A Video Analysis of Children with ASD Spontaneously Initiating about Discrepancies in a Virtual Environment: Interaction Profiles and General Trends

Friday, May 16, 2014
Meeting Room A601 & A602 (Marriott Marquis Atlanta)
A. M. Alcorn1, H. Pain1, J. Good2 and S. Fletcher-Watson3, (1)School of Informatics, University of Edinburgh, Edinburgh, Scotland, (2)Department of Informatics, University of Sussex, Falmer, Brighton, England, (3)University of Edinburgh, Edinburgh, Scotland, United Kingdom

The rigidity of thought and desire for routine which characterise ASDs might yield predictions that novel and expectation-violating aspects (discrepancies) within a virtual environment (VE) might be upsetting. An evaluation of ECHOES, a touchscreen-based, game-like VE to support social communication, provided an opportunity to investigate the effect of various types of discrepancies on childrens communication. Activities deliberately introduced novelty, such as new objects and effects, but intermittent software issues meant that ECHOES also included unintentional surprising events, such as the virtual character makingmistakesin an activity he had already done correctly, and non-events, like known objects being absent from activities. Observations of young children with ASD using ECHOES suggested that discrepancies can actually be successful extrinsic motivators of spontaneous and positive initiations to both human and virtual partners (Alcorn, Pain, & Good, 2013).


The current analysis sought to better illuminate how discrepancies might be incorporated into the design of future VEs, with the overall goal of motivating initiation. It closely examined individual children to determine which discrepancies motivated them to initiate, and what the characteristics of those initiations were; this information builds up a picture of children’s interaction style.


Video observation (n=8 participants, developmental age 2-6) was used to locate discrepant aspects (novelty, surprising events, and non-events) during children’s play with the ECHOES VE. Child reactions were recorded as non-social or as initiation to a partner (human or virtual). Initiations were subsequently tagged for their apparent function (imperative or social) and constituent behaviours.
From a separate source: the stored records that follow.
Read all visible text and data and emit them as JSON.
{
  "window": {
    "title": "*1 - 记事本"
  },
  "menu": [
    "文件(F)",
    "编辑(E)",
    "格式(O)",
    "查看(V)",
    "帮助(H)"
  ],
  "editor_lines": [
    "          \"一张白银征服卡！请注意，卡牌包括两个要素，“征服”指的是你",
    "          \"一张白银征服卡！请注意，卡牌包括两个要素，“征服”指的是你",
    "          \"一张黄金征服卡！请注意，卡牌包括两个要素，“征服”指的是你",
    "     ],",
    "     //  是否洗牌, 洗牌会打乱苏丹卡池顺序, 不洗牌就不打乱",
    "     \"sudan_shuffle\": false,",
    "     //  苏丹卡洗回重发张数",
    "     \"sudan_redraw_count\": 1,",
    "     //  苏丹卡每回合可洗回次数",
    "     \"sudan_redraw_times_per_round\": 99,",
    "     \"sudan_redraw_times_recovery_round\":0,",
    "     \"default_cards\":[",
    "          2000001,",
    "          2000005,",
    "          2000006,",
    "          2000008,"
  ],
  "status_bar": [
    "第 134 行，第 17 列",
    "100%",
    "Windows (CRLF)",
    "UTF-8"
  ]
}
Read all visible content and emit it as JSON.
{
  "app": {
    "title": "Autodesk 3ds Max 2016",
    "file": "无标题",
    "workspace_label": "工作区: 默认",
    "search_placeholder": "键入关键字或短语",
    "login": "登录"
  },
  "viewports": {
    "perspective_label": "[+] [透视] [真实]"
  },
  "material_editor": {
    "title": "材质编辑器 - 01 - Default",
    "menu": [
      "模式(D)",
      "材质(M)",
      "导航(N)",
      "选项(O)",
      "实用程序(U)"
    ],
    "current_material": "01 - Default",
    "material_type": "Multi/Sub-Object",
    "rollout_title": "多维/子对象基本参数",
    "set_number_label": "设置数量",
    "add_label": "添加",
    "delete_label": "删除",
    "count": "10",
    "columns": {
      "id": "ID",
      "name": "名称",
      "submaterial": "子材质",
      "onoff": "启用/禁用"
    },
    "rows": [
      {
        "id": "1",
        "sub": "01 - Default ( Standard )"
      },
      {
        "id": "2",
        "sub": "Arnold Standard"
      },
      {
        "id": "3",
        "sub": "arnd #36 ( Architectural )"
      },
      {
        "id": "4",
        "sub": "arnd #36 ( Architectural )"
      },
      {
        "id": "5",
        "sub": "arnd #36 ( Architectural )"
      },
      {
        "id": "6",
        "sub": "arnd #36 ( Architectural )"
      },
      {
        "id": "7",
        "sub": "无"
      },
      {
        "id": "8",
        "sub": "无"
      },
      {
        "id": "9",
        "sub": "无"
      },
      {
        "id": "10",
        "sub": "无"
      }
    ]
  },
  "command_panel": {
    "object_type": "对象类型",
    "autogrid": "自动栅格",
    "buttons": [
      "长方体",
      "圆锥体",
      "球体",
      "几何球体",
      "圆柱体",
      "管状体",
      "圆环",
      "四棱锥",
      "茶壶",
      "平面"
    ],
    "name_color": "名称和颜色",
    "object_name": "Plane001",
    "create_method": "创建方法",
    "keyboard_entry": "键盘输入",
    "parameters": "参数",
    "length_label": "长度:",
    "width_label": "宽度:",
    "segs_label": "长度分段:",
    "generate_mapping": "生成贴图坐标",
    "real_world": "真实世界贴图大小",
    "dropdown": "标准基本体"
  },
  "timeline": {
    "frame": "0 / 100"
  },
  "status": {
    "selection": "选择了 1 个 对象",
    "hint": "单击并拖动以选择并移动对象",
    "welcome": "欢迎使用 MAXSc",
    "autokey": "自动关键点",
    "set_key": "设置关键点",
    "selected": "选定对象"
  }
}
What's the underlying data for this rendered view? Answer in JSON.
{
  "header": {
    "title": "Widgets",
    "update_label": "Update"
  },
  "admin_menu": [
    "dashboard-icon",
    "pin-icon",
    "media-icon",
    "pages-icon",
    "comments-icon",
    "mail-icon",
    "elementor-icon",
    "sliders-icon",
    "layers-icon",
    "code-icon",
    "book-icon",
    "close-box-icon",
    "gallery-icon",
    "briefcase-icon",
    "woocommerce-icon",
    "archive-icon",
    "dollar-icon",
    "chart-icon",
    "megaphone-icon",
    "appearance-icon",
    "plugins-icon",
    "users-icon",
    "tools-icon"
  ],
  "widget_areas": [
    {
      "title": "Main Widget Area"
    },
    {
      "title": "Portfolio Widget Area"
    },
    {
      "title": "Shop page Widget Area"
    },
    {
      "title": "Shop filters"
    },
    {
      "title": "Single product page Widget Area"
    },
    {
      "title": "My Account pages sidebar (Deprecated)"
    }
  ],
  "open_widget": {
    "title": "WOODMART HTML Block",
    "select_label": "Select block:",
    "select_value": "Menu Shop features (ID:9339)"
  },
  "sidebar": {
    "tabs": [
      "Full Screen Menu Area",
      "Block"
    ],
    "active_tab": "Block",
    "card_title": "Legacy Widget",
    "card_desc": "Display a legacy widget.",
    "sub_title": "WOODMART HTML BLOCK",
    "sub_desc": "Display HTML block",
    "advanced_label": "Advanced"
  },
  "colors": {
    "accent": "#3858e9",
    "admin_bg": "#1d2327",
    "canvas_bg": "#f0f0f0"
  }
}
Current analysis examined each child’s reactions along a series of dimensions (e.g. discrepancy type, function) to develop an interaction profile summarising his or her customary patterns of activity when engaging with ECHOES discrepancies (e.g. child’s prevalence of non-social reactions vs. initiations, specific initiation behaviours, etc.)


While each child showed a unique profile, children could be grouped into several higher-level profiles representing general styles of interaction with the ECHOES discrepancies and social partners. Each one was characterised by a cluster of apparent “preferences” for certain types of discrepancies over others, and common manners of reaction. Profiles had no strong relation to children’s developmental age. As a general trend, children with a high proportion of their total reactions regarding novelty showed a low proportion of reactions to non-events, and vice versa.


Examining interaction profiles can flesh out our picture of the relatively new phenomenon of discrepancies as motivators for communication, and help to illuminate what it is that children understand about discrepancies. Work currently in progress is investigating how discrepancies may be embedded in the design of new VEs, with the goal of supporting initiations. Interaction profiles are a valuable tool throughout the process of developing VEs and other interactive technologies: at the design stage they form the basis of user personae, and in a finished system they allow the included discrepancies to be customised to particular subgroups of children, thus maximising the likelihood of their initiation.